Agreement Closer on Bush-Gorbachev Summit
Mar. 07, 1989
SHANNON, Ireland (AP) _ Secretary of State James A. Baker III met with the Soviet foreign minister Tuesday and agreed to visit Moscow in May, where they will discuss prospects for a Bush-Gorbachev summit.
His two-hour meeting with Eduard A. Shevardnadze in Vienna took place the day after they outlined their governments' positions at a 35-nation conference on reducing conventional military forces in Europe. Baker's plane made a refueling stop in Shannon on the flight home.
Baker resisted a Soviet overture to reopen negotiations in April or May on reducing long-range - or strategic - nuclear missiles. He said the Bush administration wants to complete parallel reviews of its arms control policy and nuclear force structure before resuming the talks.
Reopening the talks on long-range bombers, nuclear submarines and missiles will be discussed during the visit to Moscow in the first half of May, after the parallel studies are completed in April, he said.
In Vienna after the meeting, Baker told reporters the United States ''is not ready to set a date'' at this point for a summit between President Bush and Soviet President Mikhail S. Gorbachev.
The secretary criticized the Soviets about Iran and military aid to the leftist Sandinista government of Nicaragua. He said Moscow was ''posturing'' on Iran, which Shevardnadze visited recently, and had helped arm Nicaragua in a ''way out of proportions'' manner that threatens its Central American neighbors.
A senior State Department official traveling with Baker said the Soviet offer to mediate the furor over British writer Salman Rushdie's novel ''The Satanic Verses'' interferes with a U.S. campaign to isolate Iran.
Iran's fundamentalist Shiite Moslem regime believes the novel blasphemes Islam and its patriarch, Ayatollah Ruhollah Khomeini, has ordered his followers to kill the author. Iran broke relations with Britain on Tuesday because it did not condemn the book and prosecute Rushdie.
Despite clear differences on those and other issues, the get-acquainted session between Baker and Shevardnadze appeared to go well. Baker said it was held ''in a very positive atmosphere, reflecting a determination to cooperate.''
As they parted at the residence of Henry Grunwald, the U.S. ambassador to Austria, Shevardnadze ''told me it was a very good beginning, and I would agree with that,'' Baker said.

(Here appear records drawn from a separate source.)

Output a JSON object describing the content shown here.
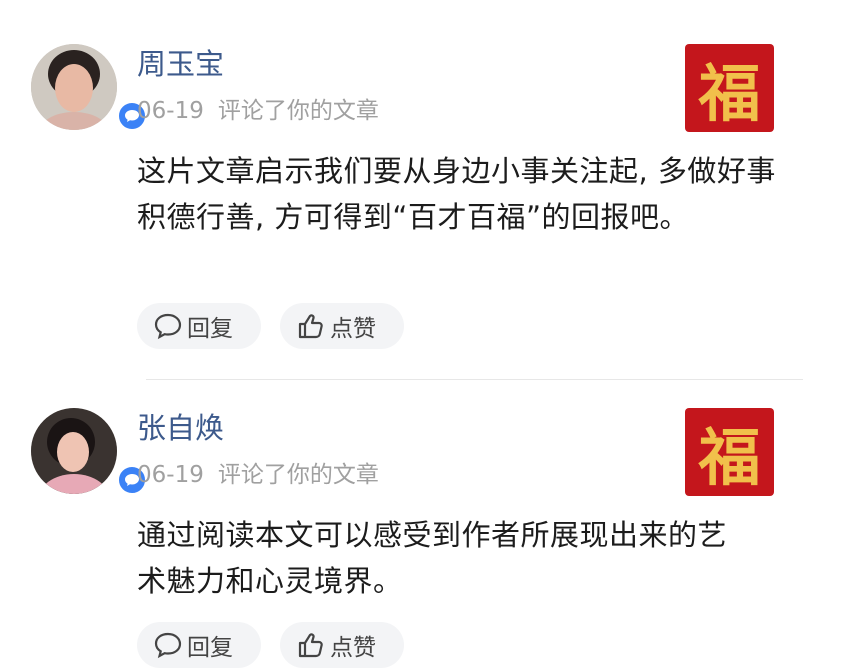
{
  "comments": [
    {
      "name": "周玉宝",
      "date": "06-19",
      "action": "评论了你的文章",
      "text": "这片文章启示我们要从身边小事关注起, 多做好事积德行善, 方可得到“百才百福”的回报吧。",
      "thumb_char": "福",
      "reply_label": "回复",
      "like_label": "点赞"
    },
    {
      "name": "张自焕",
      "date": "06-19",
      "action": "评论了你的文章",
      "text": "通过阅读本文可以感受到作者所展现出来的艺术魅力和心灵境界。",
      "thumb_char": "福",
      "reply_label": "回复",
      "like_label": "点赞"
    }
  ],
  "colors": {
    "name": "#3d5a8c",
    "meta": "#a0a0a0",
    "badge": "#3b82f6",
    "thumb_bg": "#c4161c",
    "thumb_char": "#f1c04b",
    "pill_bg": "#f3f4f6"
  },
  "icons": [
    "comment-bubble-icon",
    "thumbs-up-icon",
    "chat-badge-icon"
  ]
}
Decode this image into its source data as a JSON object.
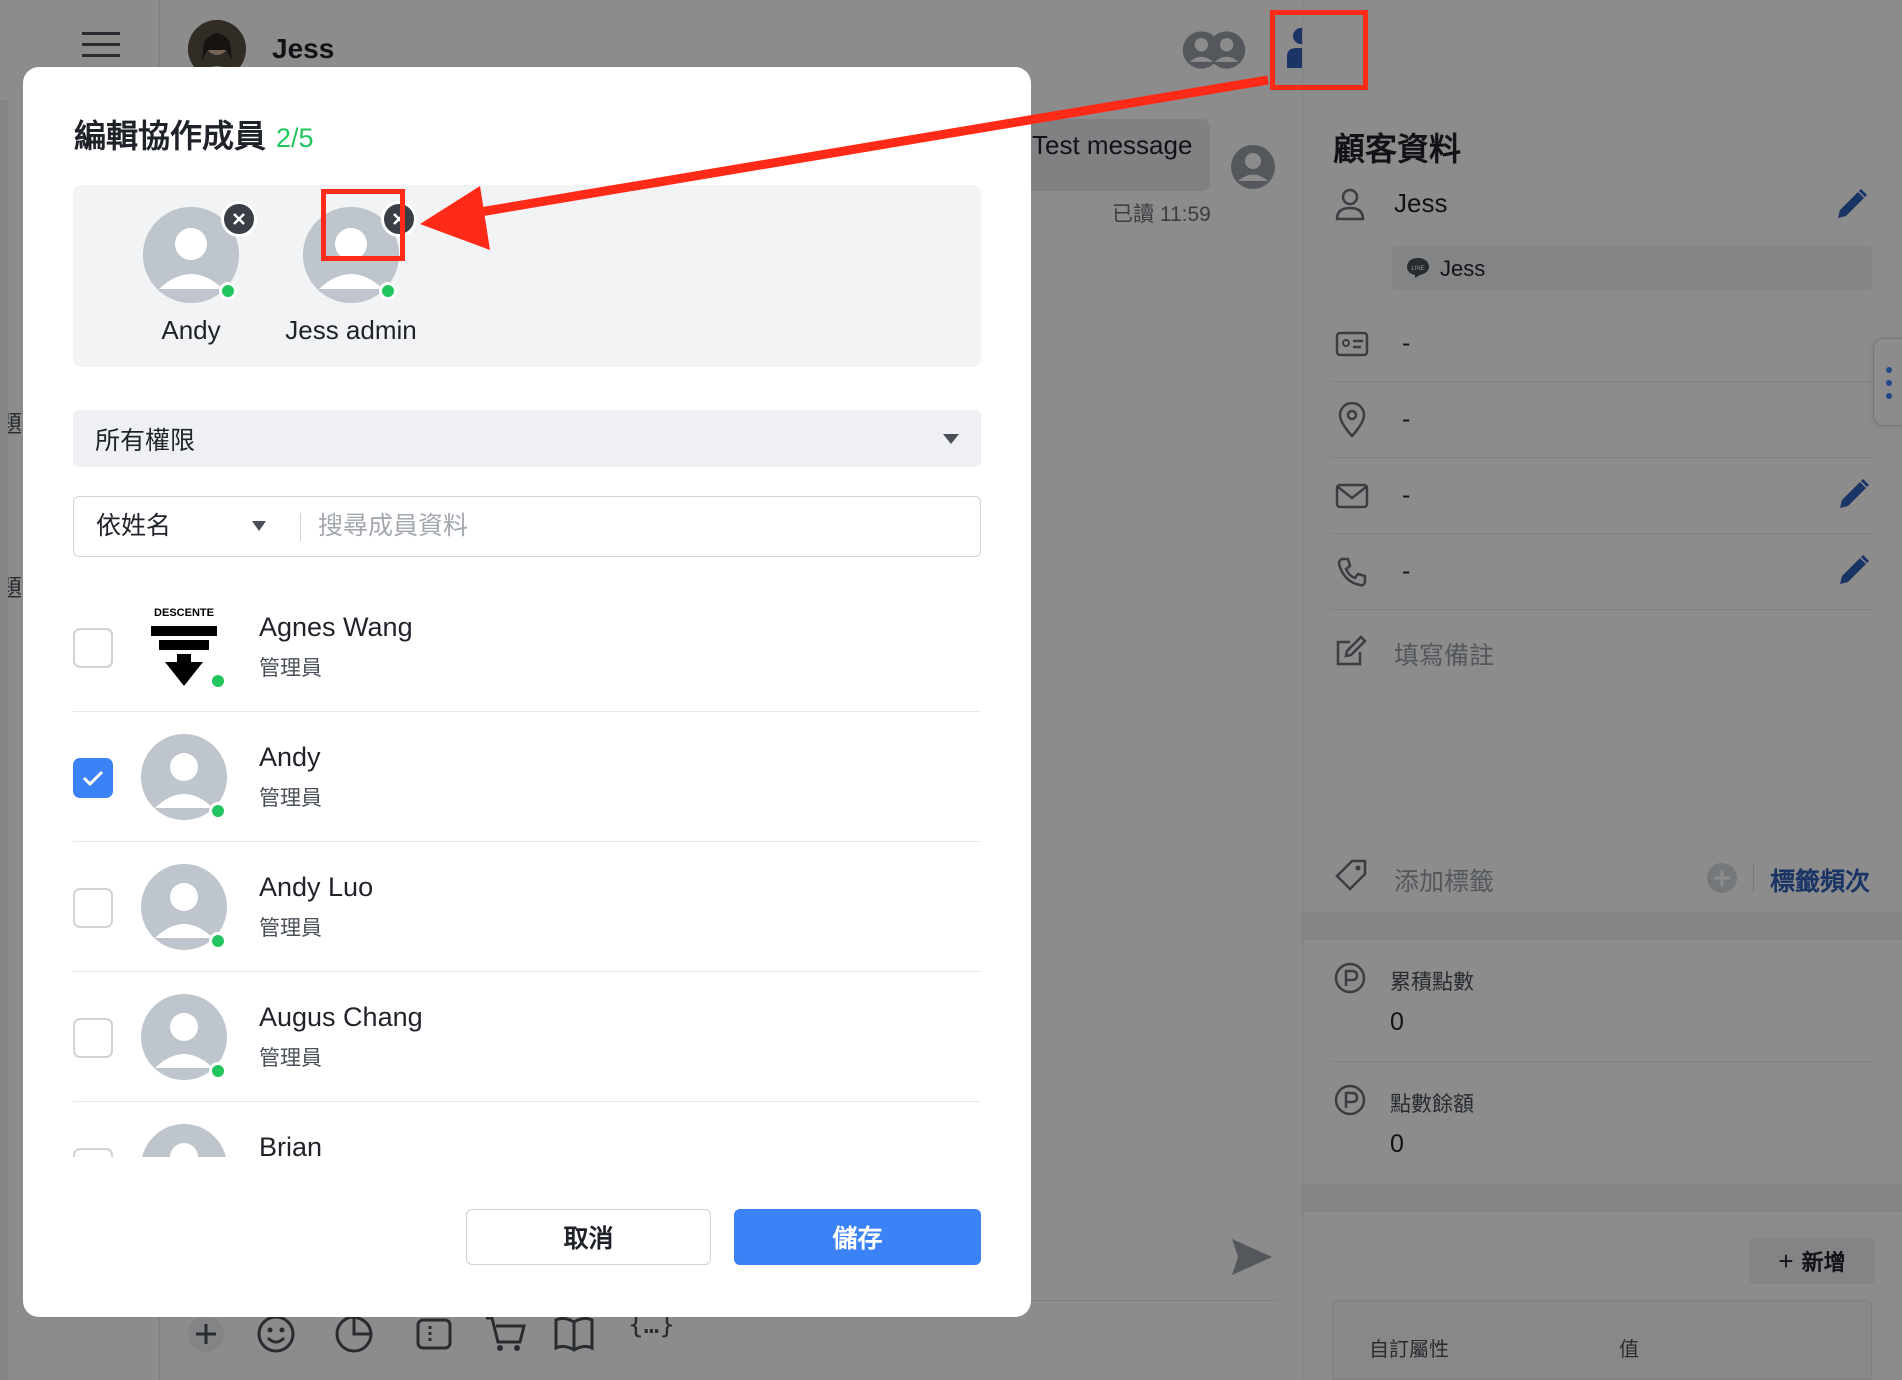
{
  "header": {
    "contact_name": "Jess"
  },
  "chat": {
    "message_text": "Test message",
    "read_receipt": "已讀 11:59"
  },
  "customer_panel": {
    "title": "顧客資料",
    "name": "Jess",
    "line_name": "Jess",
    "id_value": "-",
    "location_value": "-",
    "email_value": "-",
    "phone_value": "-",
    "note_placeholder": "填寫備註",
    "add_tag_label": "添加標籤",
    "tag_frequency_link": "標籤頻次",
    "accumulated_points_label": "累積點數",
    "accumulated_points_value": "0",
    "points_balance_label": "點數餘額",
    "points_balance_value": "0",
    "add_button_label": "新增",
    "custom_attr_header": "自訂屬性",
    "value_header": "值",
    "left_fragment_1": "題",
    "left_fragment_2": "題"
  },
  "modal": {
    "title": "編輯協作成員",
    "count": "2/5",
    "selected_members": [
      {
        "name": "Andy"
      },
      {
        "name": "Jess admin"
      }
    ],
    "permission_filter": "所有權限",
    "search_by": "依姓名",
    "search_placeholder": "搜尋成員資料",
    "members": [
      {
        "name": "Agnes Wang",
        "role": "管理員",
        "checked": false,
        "avatar": "descente-logo",
        "logo_text": "DESCENTE"
      },
      {
        "name": "Andy",
        "role": "管理員",
        "checked": true,
        "avatar": "default-user"
      },
      {
        "name": "Andy Luo",
        "role": "管理員",
        "checked": false,
        "avatar": "default-user"
      },
      {
        "name": "Augus Chang",
        "role": "管理員",
        "checked": false,
        "avatar": "default-user"
      },
      {
        "name": "Brian",
        "role": "",
        "checked": false,
        "avatar": "default-user"
      }
    ],
    "cancel_label": "取消",
    "save_label": "儲存"
  },
  "colors": {
    "accent_blue": "#3b82f6",
    "icon_blue": "#2f5fb8",
    "online_green": "#22c55e",
    "annotation_red": "#ff2a17",
    "count_green": "#22c55e"
  },
  "icons": {
    "top_bar": [
      "group-avatar-icon",
      "add-collaborator-icon",
      "user-avatar-icon",
      "pin-icon",
      "exit-icon",
      "history-icon",
      "eye-icon",
      "settings-sliders-icon"
    ]
  }
}
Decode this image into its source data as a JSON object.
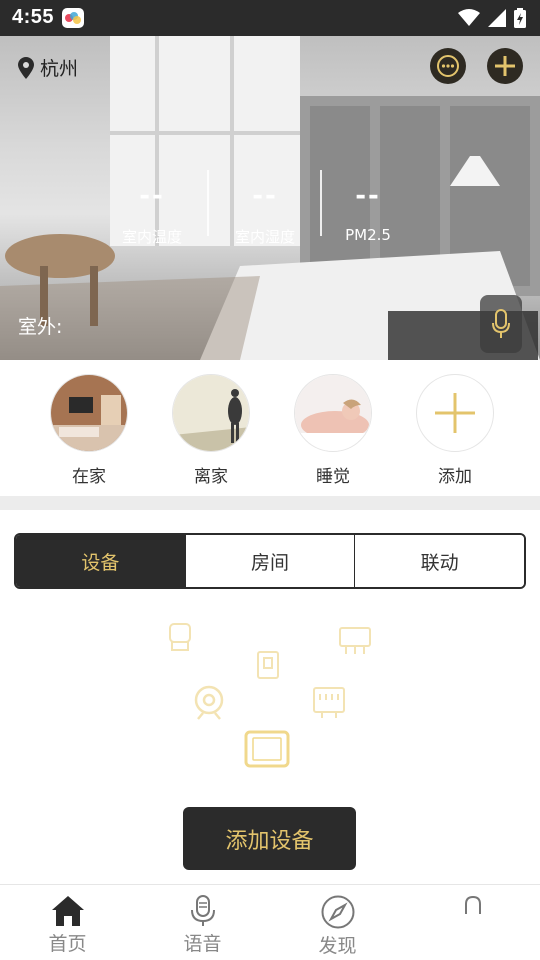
{
  "status": {
    "time": "4:55"
  },
  "header": {
    "city": "杭州"
  },
  "hero": {
    "metrics": [
      {
        "value": "--",
        "label": "室内温度"
      },
      {
        "value": "--",
        "label": "室内湿度"
      },
      {
        "value": "--",
        "label": "PM2.5"
      }
    ],
    "outdoor_label": "室外:"
  },
  "scenes": [
    {
      "label": "在家"
    },
    {
      "label": "离家"
    },
    {
      "label": "睡觉"
    },
    {
      "label": "添加"
    }
  ],
  "tabs": [
    {
      "label": "设备",
      "active": true
    },
    {
      "label": "房间",
      "active": false
    },
    {
      "label": "联动",
      "active": false
    }
  ],
  "add_device_label": "添加设备",
  "nav": [
    {
      "label": "首页",
      "icon": "home-icon"
    },
    {
      "label": "语音",
      "icon": "microphone-icon"
    },
    {
      "label": "发现",
      "icon": "compass-icon"
    },
    {
      "label": "",
      "icon": "profile-icon"
    }
  ],
  "colors": {
    "accent": "#e3c46c",
    "dark": "#2b2b2b",
    "page_bg": "#ffffff",
    "divider": "#ececec"
  }
}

Baker objected to the Soviet attempt in Vienna to seek reductions in combat aircraft and naval forces and also eliminate short-range, or battlefield, nuclear weapons. He said the mandate for negotiations that begin Thursday excludes missiles and ships.
Shevardnadze's proposal for separate negotiations on the nuclear weapons with ranges of up to 300 miles conflicts with U.S. determination to keep Lance missiles in West Germany and triple their current range of about 70 miles.
On Monday night, a senior State Department official briefing reporters under rules of anonymity said the Soviets were looking for ''fissures'' in the Western alliance.
Chancellor Helmut Kohl of West Germany has proposed delaying the Lance modernization for two or three years.
On the trip home, Baker said Soviet suggestions for conventional force reduction were ''remarkably close to the NATO proposal.''
NATO has called for sharp reductions in Warsaw Pact tanks, artillery and armored personnel carriers to Western levels, followed by additional cuts of 5-10 percent on both sides.
Shevardnadze proposed a first-phase reduction of 15 percent by 1992 and 40 percent by 1995.
U.S.-Soviet negotiations to reduce long-range arms have been suspended for three months. In mid-February, Bush postponed a resumption until the policy review was completed.
Shevardnadze told a news conference in Vienna he suggested to Baker the talks resume in April or May but the secretary said the United States ''will need more time.''
On the plane, Baker said he told Shevardnadze it was ''premature to lock in on a date now,'' with the review in process. He added to reporters: ''It is our strong desire to build on the progress that has been made to date.''
When the talks were suspended, negotiators had reached tentative agreement on several weapon ceilings but were having trouble on ways to guard against cheating.